Jakub Malcher, Joanna Wesoly and Hans A.R. Bluyssen Pages 401 - 410 ( 10 )
Peptide Nucleic Acids (PNAs) are molecules combining structural features of proteins and nucleic acid. They resemble DNA or RNA by forming helical polyamides containing nitrogen bases attached to the backbone consisting of N-(2-aminoethyl)-glycine monomers, which mimics the alternating ribose-phosphodiester-backbone of a nucleic acid. Because PNAs bind exceptionally strong to complementary DNA or RNA sequences obeying Watson-Crick base paring, they became attractive candidates for antisense and antigen therapies. PNAs are also being tested as novel antibiotics, gene-activating agents, and as molecular probes for FISH and imaging or biosensors used in diagnostics. Although PNAs offer many exiting medical applications, improving their cellular uptake and developing specific delivery strategies is crucial for a successful entry in the clinic in the near future.
Antigene, Antisense, Antagomir, Cellular Delivery, Medical Applications, Peptide Nucleic Acid, PNA.

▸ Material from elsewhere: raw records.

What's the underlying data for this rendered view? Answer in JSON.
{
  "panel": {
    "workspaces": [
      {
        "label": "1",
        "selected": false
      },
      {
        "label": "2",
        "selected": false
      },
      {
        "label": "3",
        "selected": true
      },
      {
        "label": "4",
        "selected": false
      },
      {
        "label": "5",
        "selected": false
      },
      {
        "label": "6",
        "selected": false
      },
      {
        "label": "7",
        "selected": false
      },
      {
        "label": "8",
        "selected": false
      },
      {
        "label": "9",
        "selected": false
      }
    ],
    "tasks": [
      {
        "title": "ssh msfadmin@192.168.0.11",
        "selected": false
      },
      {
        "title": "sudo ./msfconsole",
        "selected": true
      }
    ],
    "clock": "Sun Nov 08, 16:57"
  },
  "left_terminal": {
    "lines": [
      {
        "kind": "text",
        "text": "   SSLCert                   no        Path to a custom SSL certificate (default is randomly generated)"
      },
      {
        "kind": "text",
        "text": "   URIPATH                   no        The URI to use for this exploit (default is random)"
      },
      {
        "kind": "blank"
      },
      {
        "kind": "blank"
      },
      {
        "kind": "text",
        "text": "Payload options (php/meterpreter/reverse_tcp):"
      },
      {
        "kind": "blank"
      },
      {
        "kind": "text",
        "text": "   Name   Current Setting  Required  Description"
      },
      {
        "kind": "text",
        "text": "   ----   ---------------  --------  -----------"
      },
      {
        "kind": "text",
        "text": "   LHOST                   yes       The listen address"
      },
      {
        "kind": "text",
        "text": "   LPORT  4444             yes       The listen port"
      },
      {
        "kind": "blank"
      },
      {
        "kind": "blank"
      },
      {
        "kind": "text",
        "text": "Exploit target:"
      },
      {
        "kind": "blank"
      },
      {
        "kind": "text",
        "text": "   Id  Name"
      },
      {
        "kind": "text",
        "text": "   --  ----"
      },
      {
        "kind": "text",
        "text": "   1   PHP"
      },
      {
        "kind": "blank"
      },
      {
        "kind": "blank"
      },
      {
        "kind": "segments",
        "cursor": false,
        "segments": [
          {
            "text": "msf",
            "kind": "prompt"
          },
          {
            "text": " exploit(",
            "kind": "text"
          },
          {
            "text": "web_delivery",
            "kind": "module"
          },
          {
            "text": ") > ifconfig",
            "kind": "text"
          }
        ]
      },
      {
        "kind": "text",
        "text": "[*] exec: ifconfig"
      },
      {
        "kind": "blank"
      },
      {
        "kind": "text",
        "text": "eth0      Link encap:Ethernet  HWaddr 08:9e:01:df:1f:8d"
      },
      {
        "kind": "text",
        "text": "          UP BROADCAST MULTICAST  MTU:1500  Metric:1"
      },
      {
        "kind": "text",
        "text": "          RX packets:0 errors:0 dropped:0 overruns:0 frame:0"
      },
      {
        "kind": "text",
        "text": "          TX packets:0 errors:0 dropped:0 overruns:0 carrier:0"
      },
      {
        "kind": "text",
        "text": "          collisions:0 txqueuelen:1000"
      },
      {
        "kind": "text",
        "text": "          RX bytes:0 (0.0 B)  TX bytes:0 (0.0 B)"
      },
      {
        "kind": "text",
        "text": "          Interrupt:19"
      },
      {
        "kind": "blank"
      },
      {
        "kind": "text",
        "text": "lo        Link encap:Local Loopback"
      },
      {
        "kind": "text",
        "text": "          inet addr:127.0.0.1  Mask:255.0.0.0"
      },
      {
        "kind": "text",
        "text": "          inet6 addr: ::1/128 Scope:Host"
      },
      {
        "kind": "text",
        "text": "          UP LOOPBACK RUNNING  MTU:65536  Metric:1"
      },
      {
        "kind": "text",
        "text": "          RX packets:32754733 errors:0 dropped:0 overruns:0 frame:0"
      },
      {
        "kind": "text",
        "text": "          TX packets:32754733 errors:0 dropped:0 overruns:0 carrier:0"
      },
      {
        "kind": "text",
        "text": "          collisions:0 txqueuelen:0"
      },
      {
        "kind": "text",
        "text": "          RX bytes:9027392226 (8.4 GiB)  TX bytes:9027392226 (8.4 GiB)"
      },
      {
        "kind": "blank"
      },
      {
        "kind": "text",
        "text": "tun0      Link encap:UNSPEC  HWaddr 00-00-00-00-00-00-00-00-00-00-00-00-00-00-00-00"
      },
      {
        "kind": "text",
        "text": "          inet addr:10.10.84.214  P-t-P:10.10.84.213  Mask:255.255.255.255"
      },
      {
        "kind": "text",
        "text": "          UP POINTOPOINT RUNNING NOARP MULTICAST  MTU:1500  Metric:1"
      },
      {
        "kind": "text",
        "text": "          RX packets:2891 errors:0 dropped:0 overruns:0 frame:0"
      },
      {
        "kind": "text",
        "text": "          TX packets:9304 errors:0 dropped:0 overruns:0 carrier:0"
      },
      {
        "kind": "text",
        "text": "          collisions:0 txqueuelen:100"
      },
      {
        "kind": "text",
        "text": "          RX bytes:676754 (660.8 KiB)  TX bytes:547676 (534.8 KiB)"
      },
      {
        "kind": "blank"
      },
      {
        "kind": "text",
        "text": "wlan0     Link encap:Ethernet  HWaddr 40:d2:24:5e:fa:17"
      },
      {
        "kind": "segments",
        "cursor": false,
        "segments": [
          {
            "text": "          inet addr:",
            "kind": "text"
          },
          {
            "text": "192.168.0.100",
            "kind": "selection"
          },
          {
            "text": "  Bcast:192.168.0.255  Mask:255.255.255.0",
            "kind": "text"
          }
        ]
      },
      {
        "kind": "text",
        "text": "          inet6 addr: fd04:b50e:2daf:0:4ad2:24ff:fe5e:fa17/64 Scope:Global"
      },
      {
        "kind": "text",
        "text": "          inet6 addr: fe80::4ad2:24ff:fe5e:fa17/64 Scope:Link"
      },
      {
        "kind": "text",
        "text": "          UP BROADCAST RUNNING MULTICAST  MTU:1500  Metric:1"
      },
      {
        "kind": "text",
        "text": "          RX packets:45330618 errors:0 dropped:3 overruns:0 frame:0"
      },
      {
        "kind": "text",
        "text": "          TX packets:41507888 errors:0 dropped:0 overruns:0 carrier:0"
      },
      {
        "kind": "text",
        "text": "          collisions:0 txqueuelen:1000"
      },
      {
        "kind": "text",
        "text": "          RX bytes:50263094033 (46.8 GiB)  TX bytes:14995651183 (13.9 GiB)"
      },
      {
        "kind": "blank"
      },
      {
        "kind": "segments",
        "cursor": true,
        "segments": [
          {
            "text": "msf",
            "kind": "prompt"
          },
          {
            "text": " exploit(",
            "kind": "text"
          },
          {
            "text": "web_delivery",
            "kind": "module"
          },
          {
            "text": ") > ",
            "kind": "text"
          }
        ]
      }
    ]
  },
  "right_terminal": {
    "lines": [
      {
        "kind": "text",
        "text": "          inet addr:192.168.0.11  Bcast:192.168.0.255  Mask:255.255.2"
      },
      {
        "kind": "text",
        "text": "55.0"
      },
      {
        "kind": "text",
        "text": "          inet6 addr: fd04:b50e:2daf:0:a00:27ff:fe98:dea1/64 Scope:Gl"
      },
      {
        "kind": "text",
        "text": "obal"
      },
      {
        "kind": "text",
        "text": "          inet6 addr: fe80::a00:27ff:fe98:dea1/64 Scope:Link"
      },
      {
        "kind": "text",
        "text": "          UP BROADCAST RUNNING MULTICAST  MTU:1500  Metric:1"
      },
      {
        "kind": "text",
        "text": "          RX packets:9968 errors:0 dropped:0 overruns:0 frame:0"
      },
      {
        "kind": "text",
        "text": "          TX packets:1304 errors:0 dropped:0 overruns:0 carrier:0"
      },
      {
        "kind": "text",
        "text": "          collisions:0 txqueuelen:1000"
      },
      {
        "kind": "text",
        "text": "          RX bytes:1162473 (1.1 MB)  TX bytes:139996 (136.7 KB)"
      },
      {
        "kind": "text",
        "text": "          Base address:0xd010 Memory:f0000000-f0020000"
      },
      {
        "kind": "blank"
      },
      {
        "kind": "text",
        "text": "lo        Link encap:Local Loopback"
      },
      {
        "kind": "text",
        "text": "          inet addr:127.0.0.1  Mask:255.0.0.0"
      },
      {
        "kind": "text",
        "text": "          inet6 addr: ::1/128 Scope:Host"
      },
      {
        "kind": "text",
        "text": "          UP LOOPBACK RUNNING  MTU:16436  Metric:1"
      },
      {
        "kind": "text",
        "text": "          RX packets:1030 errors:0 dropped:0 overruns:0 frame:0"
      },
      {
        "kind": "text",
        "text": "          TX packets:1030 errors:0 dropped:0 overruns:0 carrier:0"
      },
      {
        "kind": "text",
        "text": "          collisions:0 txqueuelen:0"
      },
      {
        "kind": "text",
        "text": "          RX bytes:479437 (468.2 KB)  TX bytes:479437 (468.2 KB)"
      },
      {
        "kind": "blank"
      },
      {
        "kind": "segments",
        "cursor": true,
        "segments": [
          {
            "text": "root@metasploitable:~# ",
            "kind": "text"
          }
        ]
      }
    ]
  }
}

Department of Human Molecular Genetics, Institute of Molecular Biology and Biotechnology, Adam Mickiewicz University in Poznan, Ul. Umultowska 89, 61-614 Poznan, Poland.